Material shown →
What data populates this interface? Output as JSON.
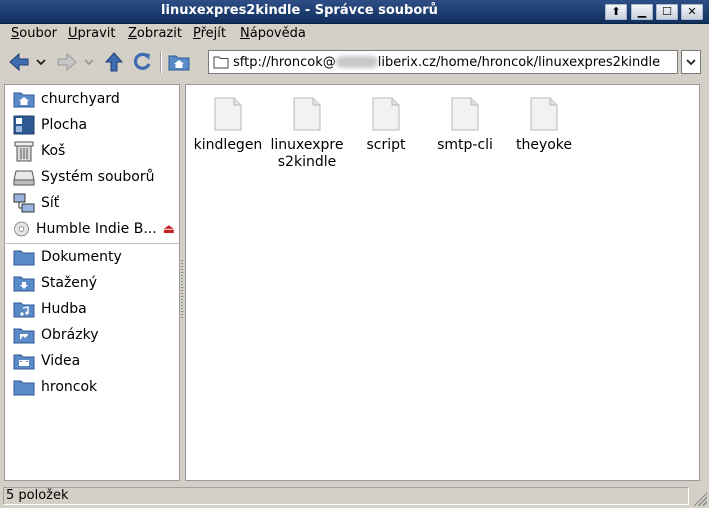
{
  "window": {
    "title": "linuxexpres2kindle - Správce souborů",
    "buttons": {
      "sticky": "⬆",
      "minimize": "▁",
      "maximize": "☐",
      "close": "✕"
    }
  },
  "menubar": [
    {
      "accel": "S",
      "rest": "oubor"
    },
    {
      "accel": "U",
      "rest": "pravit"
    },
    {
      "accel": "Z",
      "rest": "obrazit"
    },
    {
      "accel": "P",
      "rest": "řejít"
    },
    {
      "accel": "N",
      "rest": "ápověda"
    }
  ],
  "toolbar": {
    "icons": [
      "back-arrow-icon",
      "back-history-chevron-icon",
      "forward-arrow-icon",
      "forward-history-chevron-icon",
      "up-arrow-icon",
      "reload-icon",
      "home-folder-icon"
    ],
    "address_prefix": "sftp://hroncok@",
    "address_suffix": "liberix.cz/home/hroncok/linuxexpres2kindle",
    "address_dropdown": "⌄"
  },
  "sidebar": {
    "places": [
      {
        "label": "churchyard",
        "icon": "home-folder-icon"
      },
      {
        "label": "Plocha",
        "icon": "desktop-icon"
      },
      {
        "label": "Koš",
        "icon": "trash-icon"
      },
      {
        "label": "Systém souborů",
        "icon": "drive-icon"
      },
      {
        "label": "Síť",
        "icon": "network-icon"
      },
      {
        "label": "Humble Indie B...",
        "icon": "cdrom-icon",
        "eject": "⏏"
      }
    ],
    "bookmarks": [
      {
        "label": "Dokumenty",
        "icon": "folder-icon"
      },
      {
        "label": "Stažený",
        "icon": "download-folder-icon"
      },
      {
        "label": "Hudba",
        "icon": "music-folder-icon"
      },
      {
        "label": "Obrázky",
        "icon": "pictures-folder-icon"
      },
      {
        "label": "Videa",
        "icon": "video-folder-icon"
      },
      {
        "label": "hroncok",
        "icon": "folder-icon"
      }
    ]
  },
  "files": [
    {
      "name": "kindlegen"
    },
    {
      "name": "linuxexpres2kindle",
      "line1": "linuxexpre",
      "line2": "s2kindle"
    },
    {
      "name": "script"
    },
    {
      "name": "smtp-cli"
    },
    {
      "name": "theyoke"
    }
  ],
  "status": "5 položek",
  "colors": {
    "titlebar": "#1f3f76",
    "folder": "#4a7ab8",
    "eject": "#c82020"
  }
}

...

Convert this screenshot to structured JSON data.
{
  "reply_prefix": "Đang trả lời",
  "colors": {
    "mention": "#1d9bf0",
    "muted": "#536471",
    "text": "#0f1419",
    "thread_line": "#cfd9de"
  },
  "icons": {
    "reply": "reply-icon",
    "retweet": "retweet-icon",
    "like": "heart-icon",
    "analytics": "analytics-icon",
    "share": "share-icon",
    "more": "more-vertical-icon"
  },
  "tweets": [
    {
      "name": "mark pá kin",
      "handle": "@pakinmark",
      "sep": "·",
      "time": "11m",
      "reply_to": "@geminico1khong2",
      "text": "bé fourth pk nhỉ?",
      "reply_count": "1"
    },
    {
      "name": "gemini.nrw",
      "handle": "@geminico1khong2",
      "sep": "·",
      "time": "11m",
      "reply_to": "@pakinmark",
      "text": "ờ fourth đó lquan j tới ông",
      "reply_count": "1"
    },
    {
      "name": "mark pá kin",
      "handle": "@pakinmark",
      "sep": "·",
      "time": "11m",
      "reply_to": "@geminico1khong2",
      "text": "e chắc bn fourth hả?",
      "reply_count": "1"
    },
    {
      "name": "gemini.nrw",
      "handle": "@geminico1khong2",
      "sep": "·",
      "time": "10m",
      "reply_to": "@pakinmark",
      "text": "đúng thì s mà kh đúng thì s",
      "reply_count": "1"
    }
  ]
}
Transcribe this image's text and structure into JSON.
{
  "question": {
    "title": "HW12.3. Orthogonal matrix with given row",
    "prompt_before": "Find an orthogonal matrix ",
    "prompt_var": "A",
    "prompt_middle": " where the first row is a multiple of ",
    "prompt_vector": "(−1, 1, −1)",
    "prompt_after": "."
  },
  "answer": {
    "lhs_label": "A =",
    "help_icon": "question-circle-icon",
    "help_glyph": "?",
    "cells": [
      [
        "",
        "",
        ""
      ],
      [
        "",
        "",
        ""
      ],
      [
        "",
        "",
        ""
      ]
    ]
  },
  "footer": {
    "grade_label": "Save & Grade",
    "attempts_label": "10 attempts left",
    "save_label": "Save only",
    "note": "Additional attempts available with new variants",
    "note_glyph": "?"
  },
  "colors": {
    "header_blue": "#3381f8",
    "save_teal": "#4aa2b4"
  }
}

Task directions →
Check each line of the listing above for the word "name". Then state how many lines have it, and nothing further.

Exercise result →
9